Q. When I file my taxes, my preparer asks me if I have health insurance. How is that any of their business?
A. Telling the government whether you had health insurance in the previous year is now part of the tax return process. This started in 2015, when you filed your 2014 tax return. And although you have to honestly complete your tax return, the IRS also receives reporting from the exchanges, large employers, and health insurance carriers, which helps them verify whether or not a tax filer had coverage in the prior year, and for how many months.
If you were not covered, you are expected to pay a penalty.
In 2014 the penalty was:
- $95 per uncovered adult and $47.50 per child (up to $285 for a family) OR
- 1 percent of individual income above and beyond the filing threshold ($10,000 for an individual, $20,000 for a family), whichever is greater.
In 2015, the penalty was:
- $325 per uncovered adult and $162.50 per child (up to $975 for a family) OR
- 2 percent of individual income above and beyond the filing threshold ($10,300 for an individual, $20,600 for a family), whichever is greater.
In 2016, the penalty climbs to:
- $695 per uninsured adult plus $347.50 per child (up to $2085 for a family) OR
- 2.5 percent of income over the filing threshold (the 2015 thresholds, with an inflation adjustment) whichever is greater.
After 2016, the penalty rises with increases in the cost of living (COLA).
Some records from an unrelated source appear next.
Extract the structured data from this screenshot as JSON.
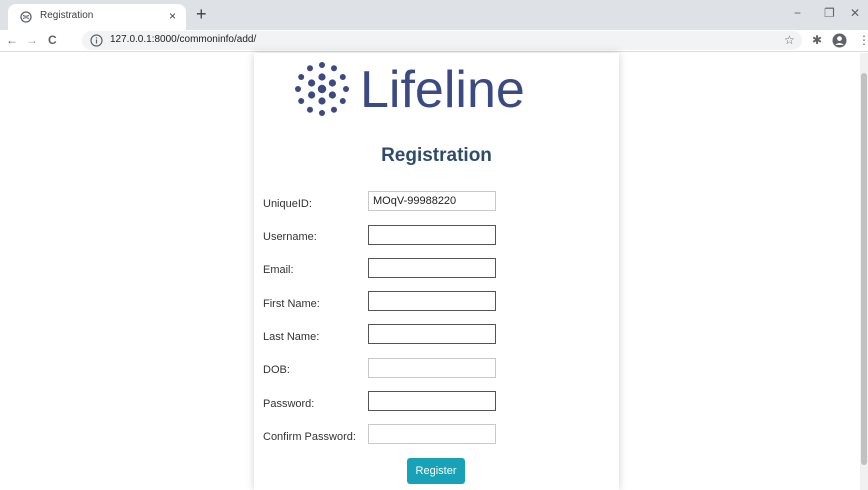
{
  "browser": {
    "tab_title": "Registration",
    "tab_close": "×",
    "new_tab": "+",
    "url": "127.0.0.1:8000/commoninfo/add/",
    "window_controls": {
      "minimize": "−",
      "restore": "❐",
      "close": "✕"
    },
    "nav": {
      "back": "←",
      "forward": "→",
      "reload": "C"
    },
    "toolbar_icons": {
      "bookmark": "☆",
      "extensions": "✱",
      "menu": "⋮"
    }
  },
  "page": {
    "logo_text": "Lifeline",
    "heading": "Registration",
    "form": {
      "fields": [
        {
          "label": "UniqueID:",
          "value": "MOqV-99988220"
        },
        {
          "label": "Username:",
          "value": ""
        },
        {
          "label": "Email:",
          "value": ""
        },
        {
          "label": "First Name:",
          "value": ""
        },
        {
          "label": "Last Name:",
          "value": ""
        },
        {
          "label": "DOB:",
          "value": ""
        },
        {
          "label": "Password:",
          "value": ""
        },
        {
          "label": "Confirm Password:",
          "value": ""
        }
      ],
      "submit_label": "Register"
    }
  },
  "colors": {
    "logo": "#3b4a82",
    "heading": "#2f4b6b",
    "button": "#17a2b8"
  }
}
If you owe a penalty, the IRS will subtract the penalty from any refund it owes you. If you’re not owed a refund, the penalty will stay on your record, and will be withheld from any future refunds you’re owed. However, the penalty will not accrue interest like other IRS penalties, nor can the IRS utilize liens, levies, or criminal prosecution to collect it.